*Check out the soundtrack from Disasterpeace, truly an accomplishment in mood*
It feels impossible that anyone could make a list such as this and not include Ari Aster’s much talked-about feature debut. If you were tuned into outlets regarding film news, be it radio, print, or video, you didn’t escape 2018 without hearing a solid stream of commentary and dissertation regarding Hereditary. People were, in a word, shook. Aster took the seeds of what could easily have been a family drama about loss and mental illness and the devastating generational effects of both, and turned them into something altogether more sinister.
Hereditary centers on Annie (Toni Collette) and her family as she comes to grips with the death of her mother and, shortly thereafter, her daughter Charlie (Milly Shapiro). As more about Annie’s family history comes to light, events begin to take on a more sinister hue. Grief and unspoken resentment bubble just beneath the family’s surface, ratcheting up the tension and leaving everyone vulnerable in their emotional isolation.
Hands down some of the best performances you’re likely to ever see in a horror film. Collette steals the show at every opportunity with actor Alex Wolff, playing her character’s son Peter, keeping pace with her. The scripting and camerawork only serve to increase the effect. With Aster’s follow-up Midsommar having dropped only a year later and to similar praise, the landscape appears to be wide open for the director’s further success. Hereditary stands as a truly remarkable achievement and is undisputedly one of the standouts of the ‘10s, likely to top most everyone’s list.

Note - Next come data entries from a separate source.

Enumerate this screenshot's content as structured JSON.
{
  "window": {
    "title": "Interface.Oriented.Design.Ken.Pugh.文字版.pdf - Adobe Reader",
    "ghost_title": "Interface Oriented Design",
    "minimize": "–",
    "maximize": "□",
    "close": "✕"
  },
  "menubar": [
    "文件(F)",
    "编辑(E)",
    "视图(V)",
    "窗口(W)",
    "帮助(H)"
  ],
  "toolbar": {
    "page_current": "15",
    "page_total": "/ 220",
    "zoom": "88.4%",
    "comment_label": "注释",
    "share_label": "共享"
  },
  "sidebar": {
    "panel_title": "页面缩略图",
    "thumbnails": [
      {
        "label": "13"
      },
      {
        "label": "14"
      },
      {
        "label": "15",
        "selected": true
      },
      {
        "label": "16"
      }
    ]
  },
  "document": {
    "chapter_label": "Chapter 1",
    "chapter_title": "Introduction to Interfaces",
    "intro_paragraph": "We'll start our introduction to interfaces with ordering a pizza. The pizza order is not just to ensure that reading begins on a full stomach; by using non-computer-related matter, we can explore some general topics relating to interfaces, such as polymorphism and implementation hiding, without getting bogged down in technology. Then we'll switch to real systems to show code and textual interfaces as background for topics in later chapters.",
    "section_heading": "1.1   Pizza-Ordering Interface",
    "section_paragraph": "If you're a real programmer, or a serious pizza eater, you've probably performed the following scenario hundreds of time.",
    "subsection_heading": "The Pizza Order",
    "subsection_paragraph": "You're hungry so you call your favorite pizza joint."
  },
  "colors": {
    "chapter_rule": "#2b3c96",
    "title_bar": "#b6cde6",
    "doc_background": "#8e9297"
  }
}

What were your favorite horror films of the last decade? Let us know below!
By Paul Bauer